  • Level 5: RAID 5 combines block-level striping with distributed parity for a cost-effective option that balances redundancy, performance, and storage capacity. It requires at least three drives and is not able to survive multiple failures or rebuild data quickly. It’s a solid choice for applications and file servers with limited storage devices.
  • Level 6: This level uses block striping and dual-distributed parity for better redundancy and fault tolerance, and can survive two failures simultaneously. It requires at least four drives and is common in serial AT attachment (SATA) environments data archives where long data retention is necessary. 

It’s possible to combine and “nest” RAID levels, which typically combines RAID 0 with another level for better performance and redundancy. This gives organizations better performance and higher failure tolerance.

The Perks of Using RAID for Flash Arrays Over RAID-Based Hard Disk Drives

For the most part, RAID-based storage protocol doesn't necessarily mean pooling multiple solid-state drives to improve overall performance. Flash-based SSDs already boasts a better performance rate than hard disk drives (HDDs). Instead, SSD-based RAID is designed to protect data in the event of a drive failure and does so much better than the HDD alternative. Consequently, when an HDD fails, the whole drive is lost —plus the data stored there. 

The difference? With an SSD, only part of the drive might fail. This means that there’s less chance of total data loss with an SSD-RAID array.

Even though RAID arrays have been around since the 1980s to improve the performance of HDD storage systems, a single SSD-RAID array can offer better performance over many HDD-RAID arrays, with far better performance to boot. 

Rather than think of SSDs as an alternative to RAID, SSDs can be a complement to RAID. This is because an SSD-RAID array is far superior to an HDD-RAID array in performance.

Is a RAID SSD Right for You?

Should you choose an all-flash array that implements a RAID methodology? Some modern servers have fast enough SSD drives that they won’t need the slight performance boost that RAID offers. However, websites and critical online and offline applications should use RAID to prevent data loss, limit or eliminate downtimes, and increase performance at the same time.

When should you consider a RAID-based all-flash array?

  • For high-reliability applications
  • For applications that require large amounts of storage
  • For applications that need high data transfer speeds
  • For those that need to add redundancy to assure reliability and availability of a website even during a failure
  • For those looking to power their servers and backup systems
  • For better data protection and faster data recovery

When it comes to protecting the data in your all-flash array, there are countless configurations available. To receive the maximum results, you can optimize with VIOLIN Systems by increasing your profitability, improving speed, and reducing your IT costs with the VIOLIN QV2020 all-flash storage platform.
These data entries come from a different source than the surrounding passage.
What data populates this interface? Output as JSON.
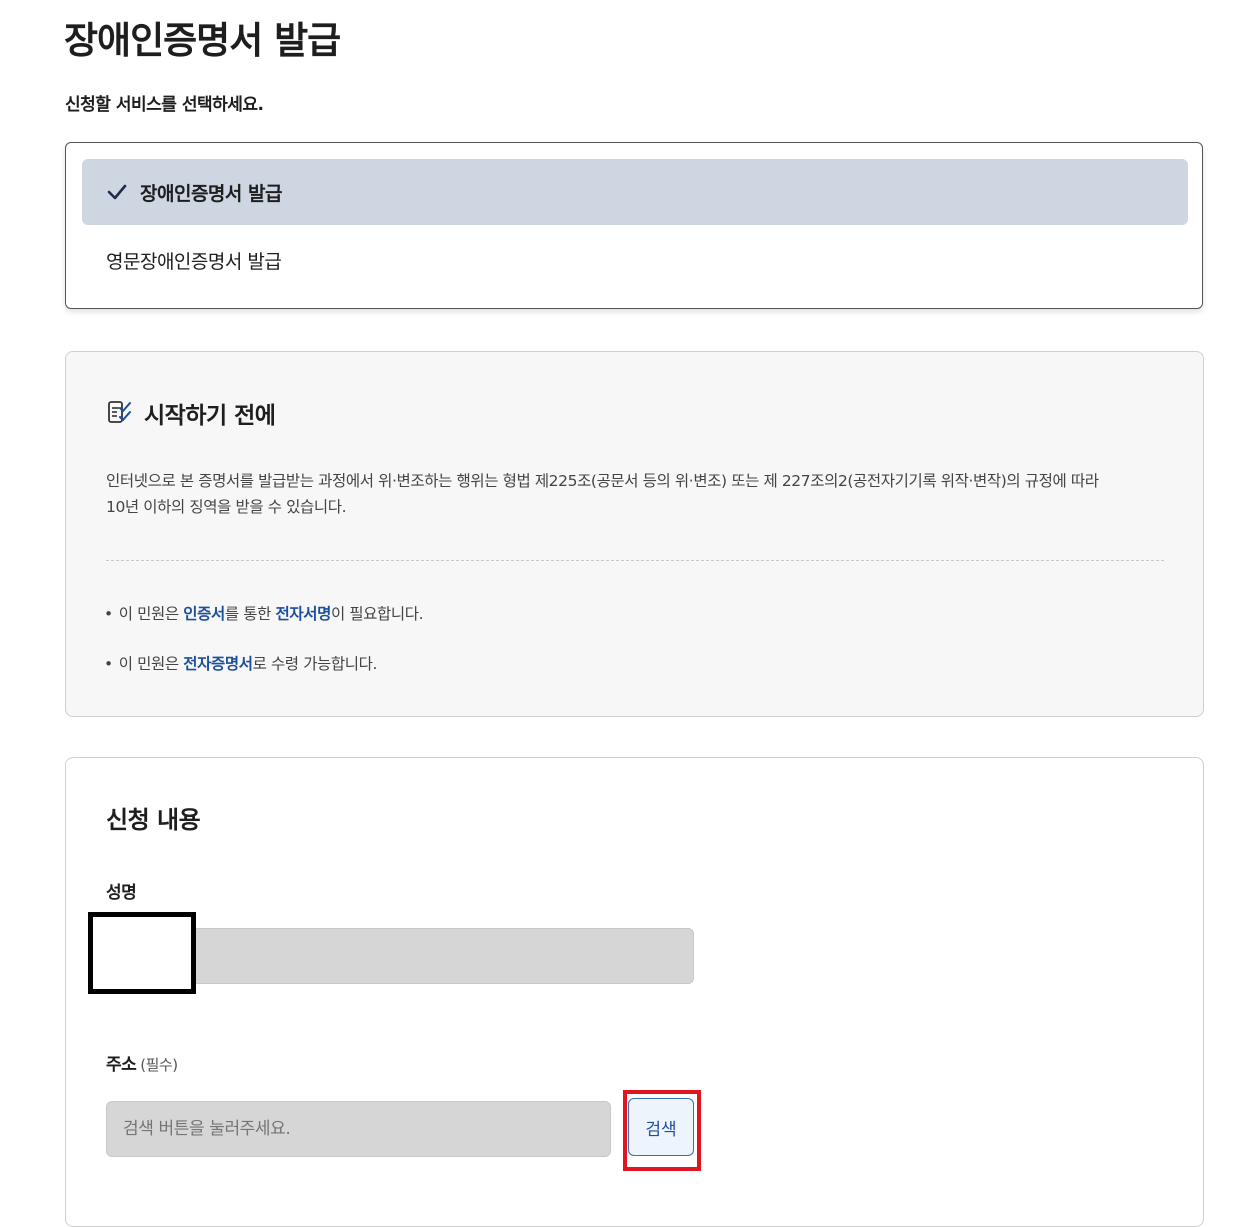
{
  "page": {
    "title": "장애인증명서 발급",
    "subtitle": "신청할 서비스를 선택하세요."
  },
  "services": {
    "selected": "장애인증명서 발급",
    "other": "영문장애인증명서 발급"
  },
  "before_start": {
    "heading": "시작하기 전에",
    "notice_line1": "인터넷으로 본 증명서를 발급받는 과정에서 위·변조하는 행위는 형법 제225조(공문서 등의 위·변조) 또는 제 227조의2(공전자기기록 위작·변작)의 규정에 따라",
    "notice_line2": "10년 이하의 징역을 받을 수 있습니다.",
    "bullet1": {
      "prefix": "이 민원은 ",
      "hl1": "인증서",
      "mid": "를 통한 ",
      "hl2": "전자서명",
      "suffix": "이 필요합니다."
    },
    "bullet2": {
      "prefix": "이 민원은 ",
      "hl1": "전자증명서",
      "suffix": "로 수령 가능합니다."
    }
  },
  "application": {
    "title": "신청 내용",
    "name_label": "성명",
    "address_label": "주소",
    "address_required": "(필수)",
    "address_placeholder": "검색 버튼을 눌러주세요.",
    "search_button": "검색"
  },
  "colors": {
    "selected_bg": "#cdd6e1",
    "link_blue": "#1d4f9c",
    "highlight_red": "#e0151f"
  }
}
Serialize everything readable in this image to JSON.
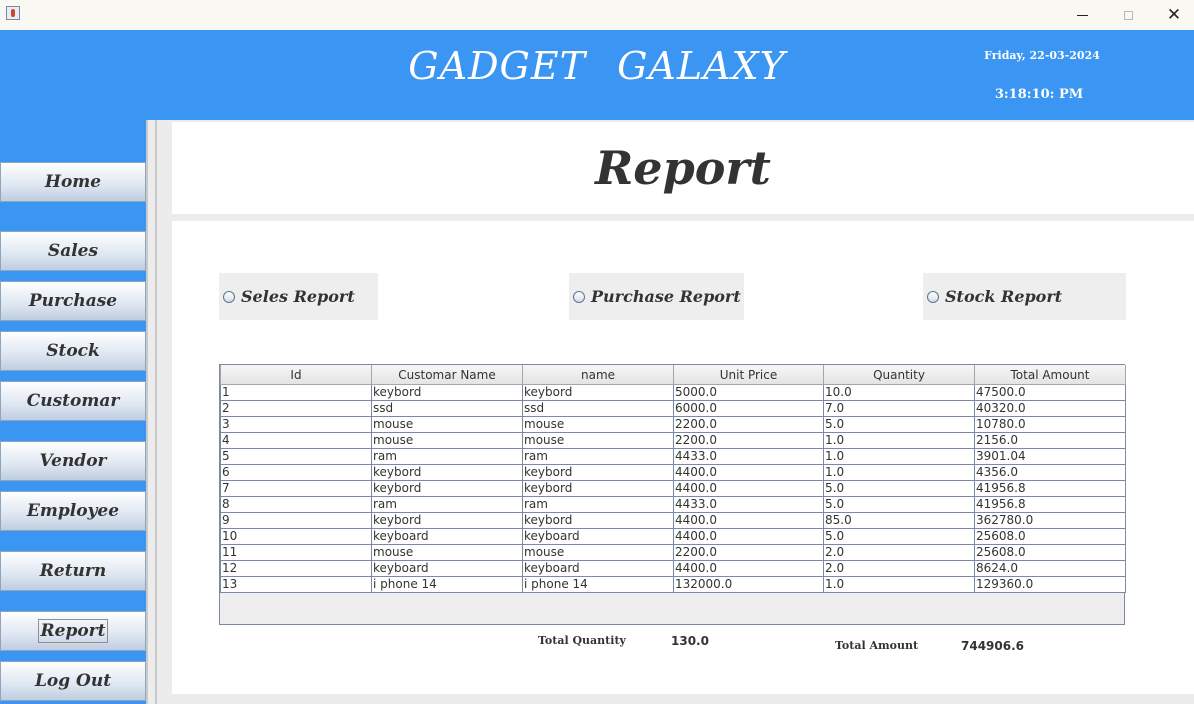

Being an industry leader in all-flash storage arrays is why managed service providers power their work on our solutions.Thanks to the infrastructure of the QV2020, leveraging RAID architecture, you can eliminate the challenges presented by failures and data loss. Want to learn more about what the QV2020 can do for you? Contact us today!

Topics: RAID, Computer Data Storage, SSD